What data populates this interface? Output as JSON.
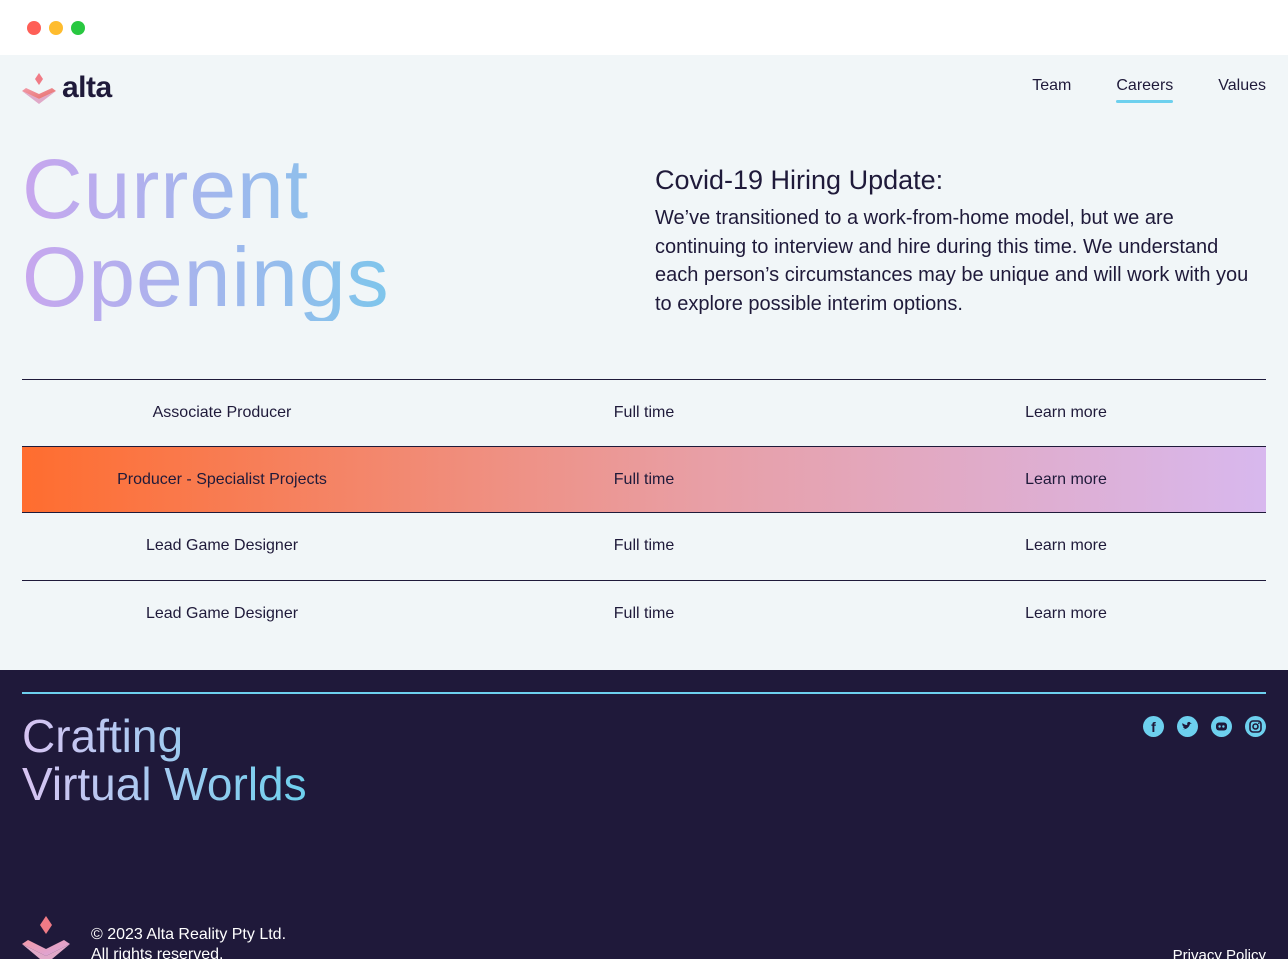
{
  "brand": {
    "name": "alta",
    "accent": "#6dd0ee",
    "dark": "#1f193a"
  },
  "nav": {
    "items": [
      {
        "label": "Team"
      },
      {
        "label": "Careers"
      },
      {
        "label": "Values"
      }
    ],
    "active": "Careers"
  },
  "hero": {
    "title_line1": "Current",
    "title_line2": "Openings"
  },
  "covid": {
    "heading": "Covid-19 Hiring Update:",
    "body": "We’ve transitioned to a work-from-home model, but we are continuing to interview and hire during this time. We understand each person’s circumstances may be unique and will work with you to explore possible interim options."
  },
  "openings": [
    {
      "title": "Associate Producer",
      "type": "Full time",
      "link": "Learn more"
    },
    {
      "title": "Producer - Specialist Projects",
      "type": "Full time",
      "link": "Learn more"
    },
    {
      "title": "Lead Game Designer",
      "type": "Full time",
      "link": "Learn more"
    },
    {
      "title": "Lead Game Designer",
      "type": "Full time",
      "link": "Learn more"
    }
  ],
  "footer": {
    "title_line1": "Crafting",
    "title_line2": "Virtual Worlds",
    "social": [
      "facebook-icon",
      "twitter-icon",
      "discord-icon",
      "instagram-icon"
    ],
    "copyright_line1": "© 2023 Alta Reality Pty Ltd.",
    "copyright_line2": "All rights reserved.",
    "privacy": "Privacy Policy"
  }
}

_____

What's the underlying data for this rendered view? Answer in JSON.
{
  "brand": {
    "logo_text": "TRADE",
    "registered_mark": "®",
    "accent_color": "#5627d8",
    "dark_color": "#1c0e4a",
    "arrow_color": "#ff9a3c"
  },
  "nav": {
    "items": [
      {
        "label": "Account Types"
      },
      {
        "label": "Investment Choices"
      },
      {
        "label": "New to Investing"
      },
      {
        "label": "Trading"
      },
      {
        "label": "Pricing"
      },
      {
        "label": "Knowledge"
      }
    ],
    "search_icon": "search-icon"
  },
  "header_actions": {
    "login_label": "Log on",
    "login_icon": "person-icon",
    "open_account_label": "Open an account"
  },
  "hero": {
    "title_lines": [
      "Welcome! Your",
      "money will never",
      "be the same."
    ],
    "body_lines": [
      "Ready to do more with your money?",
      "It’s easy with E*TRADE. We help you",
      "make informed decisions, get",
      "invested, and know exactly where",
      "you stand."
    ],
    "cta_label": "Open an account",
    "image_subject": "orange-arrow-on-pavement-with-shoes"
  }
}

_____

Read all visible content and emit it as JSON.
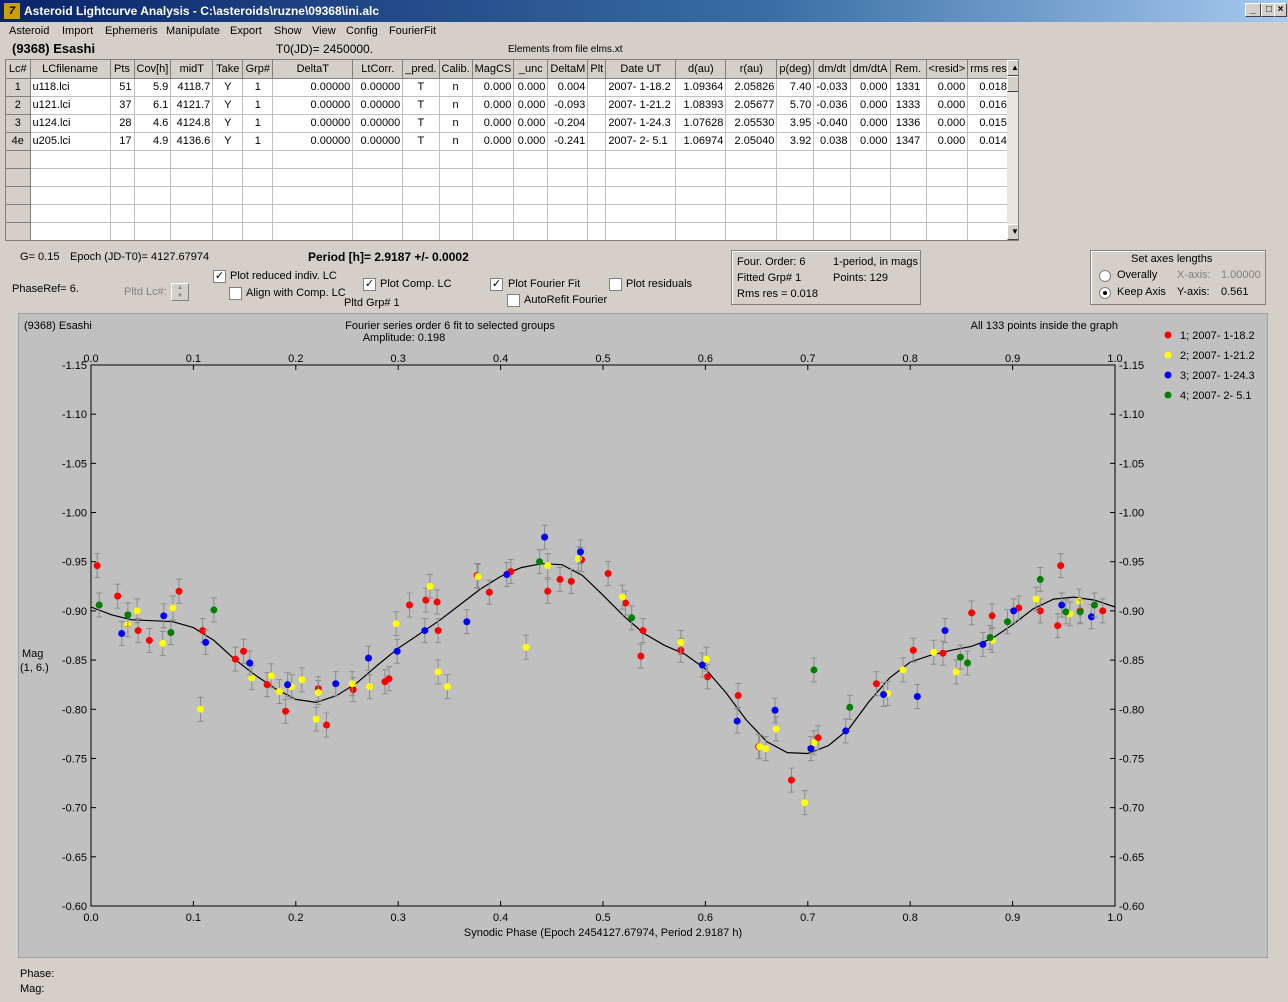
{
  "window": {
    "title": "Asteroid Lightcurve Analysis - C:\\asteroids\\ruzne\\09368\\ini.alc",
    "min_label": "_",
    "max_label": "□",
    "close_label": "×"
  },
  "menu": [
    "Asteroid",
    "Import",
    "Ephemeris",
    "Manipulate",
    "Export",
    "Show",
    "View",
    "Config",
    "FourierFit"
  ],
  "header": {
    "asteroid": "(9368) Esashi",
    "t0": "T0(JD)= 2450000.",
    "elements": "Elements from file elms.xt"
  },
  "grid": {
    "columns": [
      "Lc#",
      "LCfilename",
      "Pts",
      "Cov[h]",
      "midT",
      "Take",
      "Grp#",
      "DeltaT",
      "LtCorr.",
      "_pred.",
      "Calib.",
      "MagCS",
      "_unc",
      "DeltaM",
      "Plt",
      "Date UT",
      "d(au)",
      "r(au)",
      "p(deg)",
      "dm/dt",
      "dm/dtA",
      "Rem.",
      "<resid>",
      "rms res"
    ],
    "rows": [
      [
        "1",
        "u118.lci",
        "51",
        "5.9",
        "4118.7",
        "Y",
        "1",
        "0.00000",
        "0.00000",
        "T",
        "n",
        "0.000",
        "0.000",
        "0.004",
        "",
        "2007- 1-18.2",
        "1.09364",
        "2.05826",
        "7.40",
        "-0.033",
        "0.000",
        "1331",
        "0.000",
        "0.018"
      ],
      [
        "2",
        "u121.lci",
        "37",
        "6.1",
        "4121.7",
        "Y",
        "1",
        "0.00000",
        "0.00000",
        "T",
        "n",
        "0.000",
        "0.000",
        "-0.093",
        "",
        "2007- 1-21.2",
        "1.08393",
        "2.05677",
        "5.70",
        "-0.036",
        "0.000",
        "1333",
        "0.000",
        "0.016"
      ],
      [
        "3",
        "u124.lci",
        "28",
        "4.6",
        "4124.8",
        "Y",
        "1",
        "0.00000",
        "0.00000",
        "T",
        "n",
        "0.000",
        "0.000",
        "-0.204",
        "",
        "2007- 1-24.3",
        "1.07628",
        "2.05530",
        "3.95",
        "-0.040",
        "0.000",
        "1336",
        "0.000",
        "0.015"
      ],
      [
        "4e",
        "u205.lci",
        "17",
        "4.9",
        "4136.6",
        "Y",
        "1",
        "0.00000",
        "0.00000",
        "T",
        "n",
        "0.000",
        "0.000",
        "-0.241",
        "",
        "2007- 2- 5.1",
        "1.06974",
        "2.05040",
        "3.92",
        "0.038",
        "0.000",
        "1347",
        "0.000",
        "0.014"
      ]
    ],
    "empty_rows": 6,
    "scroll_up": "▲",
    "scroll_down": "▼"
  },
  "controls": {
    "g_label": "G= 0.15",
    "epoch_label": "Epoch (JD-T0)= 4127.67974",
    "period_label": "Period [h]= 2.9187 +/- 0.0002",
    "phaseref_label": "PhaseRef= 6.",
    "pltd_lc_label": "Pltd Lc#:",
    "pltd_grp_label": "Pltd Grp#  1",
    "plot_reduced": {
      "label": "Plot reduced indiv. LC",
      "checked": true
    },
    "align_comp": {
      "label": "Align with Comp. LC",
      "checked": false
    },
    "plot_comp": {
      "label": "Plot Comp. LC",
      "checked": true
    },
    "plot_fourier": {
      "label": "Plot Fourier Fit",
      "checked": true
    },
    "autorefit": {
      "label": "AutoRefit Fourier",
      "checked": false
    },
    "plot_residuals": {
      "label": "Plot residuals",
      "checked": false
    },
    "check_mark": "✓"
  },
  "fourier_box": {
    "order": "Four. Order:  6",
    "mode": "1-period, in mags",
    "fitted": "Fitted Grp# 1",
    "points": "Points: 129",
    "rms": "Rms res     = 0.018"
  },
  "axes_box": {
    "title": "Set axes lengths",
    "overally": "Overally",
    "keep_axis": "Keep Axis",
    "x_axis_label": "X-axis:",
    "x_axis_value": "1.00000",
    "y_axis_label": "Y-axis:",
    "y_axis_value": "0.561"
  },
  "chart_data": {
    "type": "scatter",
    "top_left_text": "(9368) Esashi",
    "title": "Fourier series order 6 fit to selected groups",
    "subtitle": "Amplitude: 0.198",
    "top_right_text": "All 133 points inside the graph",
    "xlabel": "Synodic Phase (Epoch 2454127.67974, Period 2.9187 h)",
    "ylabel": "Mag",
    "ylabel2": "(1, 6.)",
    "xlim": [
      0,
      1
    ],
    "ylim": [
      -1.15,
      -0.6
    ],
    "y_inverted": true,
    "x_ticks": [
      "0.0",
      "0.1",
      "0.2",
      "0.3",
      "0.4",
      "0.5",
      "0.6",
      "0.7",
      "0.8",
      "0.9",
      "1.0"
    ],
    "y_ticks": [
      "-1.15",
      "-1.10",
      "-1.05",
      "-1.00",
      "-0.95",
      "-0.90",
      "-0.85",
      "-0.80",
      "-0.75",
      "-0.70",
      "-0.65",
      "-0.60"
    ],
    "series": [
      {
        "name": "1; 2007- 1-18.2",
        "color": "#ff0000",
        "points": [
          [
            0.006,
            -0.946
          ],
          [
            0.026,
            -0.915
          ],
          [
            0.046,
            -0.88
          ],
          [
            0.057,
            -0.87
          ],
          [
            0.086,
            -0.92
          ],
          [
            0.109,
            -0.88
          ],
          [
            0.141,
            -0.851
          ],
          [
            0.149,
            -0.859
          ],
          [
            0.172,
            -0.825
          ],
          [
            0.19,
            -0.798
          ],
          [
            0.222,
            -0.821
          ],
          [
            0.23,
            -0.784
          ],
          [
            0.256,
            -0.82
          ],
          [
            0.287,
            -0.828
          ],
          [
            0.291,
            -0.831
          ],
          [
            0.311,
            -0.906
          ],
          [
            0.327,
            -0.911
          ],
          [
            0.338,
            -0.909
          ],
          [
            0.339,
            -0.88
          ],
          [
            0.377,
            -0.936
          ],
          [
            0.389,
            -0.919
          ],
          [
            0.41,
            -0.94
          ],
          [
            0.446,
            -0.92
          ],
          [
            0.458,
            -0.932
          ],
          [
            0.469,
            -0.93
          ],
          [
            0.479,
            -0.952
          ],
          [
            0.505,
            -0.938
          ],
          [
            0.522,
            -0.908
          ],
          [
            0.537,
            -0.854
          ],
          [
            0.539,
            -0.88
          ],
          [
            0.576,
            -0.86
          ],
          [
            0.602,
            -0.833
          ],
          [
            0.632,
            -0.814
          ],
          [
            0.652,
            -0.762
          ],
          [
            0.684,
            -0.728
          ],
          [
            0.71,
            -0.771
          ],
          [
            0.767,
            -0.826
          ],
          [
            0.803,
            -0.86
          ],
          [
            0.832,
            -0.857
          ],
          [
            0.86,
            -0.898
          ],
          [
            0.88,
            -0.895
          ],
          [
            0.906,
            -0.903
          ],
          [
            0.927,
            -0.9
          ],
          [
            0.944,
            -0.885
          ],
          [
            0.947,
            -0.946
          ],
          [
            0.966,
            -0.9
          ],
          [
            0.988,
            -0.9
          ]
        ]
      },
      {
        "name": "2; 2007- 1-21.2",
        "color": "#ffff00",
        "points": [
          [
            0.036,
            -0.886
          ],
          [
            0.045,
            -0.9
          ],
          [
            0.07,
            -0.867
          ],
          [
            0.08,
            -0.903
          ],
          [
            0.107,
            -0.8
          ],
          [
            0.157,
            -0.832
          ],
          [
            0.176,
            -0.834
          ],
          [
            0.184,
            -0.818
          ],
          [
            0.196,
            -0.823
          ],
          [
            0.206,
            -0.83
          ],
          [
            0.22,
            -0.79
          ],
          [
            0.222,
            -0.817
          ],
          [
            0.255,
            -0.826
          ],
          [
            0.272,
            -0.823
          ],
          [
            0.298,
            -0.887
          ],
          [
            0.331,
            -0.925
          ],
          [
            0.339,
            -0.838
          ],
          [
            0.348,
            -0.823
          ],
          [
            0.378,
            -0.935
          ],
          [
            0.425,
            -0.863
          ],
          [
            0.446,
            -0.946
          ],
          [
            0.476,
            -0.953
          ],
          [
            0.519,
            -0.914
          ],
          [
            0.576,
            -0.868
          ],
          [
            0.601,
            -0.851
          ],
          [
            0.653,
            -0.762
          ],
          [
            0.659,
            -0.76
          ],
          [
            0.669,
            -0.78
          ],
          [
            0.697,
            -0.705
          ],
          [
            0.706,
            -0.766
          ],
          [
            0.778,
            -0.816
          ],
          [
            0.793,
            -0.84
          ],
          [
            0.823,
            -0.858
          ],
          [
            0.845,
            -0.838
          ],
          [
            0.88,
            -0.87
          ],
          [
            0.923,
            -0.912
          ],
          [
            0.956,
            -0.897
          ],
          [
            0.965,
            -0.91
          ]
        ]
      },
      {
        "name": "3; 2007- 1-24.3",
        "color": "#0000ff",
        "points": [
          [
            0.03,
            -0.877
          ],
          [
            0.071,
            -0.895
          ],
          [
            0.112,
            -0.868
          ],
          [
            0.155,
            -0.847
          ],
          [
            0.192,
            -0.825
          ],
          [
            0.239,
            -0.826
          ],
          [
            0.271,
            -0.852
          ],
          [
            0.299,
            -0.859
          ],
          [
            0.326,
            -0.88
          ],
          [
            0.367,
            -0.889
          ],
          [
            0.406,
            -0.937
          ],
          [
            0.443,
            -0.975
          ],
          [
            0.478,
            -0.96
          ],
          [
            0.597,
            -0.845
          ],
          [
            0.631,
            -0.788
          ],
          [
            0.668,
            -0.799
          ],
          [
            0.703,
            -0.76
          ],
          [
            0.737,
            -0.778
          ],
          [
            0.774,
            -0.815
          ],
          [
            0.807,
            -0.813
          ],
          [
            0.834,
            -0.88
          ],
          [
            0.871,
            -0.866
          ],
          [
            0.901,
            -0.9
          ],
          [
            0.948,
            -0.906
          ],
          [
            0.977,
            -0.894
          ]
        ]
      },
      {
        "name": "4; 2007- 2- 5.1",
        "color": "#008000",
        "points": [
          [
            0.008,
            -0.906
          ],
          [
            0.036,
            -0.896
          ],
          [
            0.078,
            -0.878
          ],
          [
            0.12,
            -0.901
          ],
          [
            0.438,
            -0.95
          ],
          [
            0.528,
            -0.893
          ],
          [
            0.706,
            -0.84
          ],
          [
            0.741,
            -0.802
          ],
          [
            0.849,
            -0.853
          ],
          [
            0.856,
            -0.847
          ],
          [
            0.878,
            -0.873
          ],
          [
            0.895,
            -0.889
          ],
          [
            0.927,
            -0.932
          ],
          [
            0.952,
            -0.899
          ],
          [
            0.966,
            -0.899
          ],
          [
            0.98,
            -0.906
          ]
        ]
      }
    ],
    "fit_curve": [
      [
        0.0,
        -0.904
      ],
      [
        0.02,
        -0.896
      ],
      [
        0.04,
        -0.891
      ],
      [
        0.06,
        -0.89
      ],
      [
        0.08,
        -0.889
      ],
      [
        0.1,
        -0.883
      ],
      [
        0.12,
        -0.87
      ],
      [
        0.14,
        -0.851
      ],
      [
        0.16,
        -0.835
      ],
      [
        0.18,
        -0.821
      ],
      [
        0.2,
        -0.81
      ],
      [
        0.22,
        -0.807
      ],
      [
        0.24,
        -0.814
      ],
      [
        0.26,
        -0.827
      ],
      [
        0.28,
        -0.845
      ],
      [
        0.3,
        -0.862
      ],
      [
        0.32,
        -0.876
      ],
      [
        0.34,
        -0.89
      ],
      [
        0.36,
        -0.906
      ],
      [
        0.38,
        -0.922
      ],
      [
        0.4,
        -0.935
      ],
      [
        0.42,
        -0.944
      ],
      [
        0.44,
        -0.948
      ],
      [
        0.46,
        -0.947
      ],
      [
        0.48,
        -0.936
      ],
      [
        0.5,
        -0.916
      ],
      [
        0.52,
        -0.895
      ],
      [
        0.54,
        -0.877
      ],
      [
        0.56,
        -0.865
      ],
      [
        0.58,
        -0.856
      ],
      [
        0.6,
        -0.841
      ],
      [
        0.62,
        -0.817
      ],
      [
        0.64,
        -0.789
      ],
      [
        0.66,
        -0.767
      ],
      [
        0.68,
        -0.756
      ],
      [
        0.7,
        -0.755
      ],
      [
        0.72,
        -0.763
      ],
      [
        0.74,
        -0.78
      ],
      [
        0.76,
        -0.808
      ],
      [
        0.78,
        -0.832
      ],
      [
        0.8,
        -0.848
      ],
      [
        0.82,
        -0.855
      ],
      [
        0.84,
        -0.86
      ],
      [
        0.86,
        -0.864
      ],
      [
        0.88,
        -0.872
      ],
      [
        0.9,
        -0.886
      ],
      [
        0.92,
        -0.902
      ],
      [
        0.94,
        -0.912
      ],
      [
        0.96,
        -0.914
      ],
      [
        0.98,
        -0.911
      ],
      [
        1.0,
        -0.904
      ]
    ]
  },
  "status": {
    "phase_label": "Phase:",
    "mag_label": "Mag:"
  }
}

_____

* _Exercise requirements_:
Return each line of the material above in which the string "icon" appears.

* _Result of this exercise_:
      "facebook-icon",
      "twitter-icon",
      "discord-icon",
      "instagram-icon"
    "search_icon": "search-icon"
    "login_icon": "person-icon",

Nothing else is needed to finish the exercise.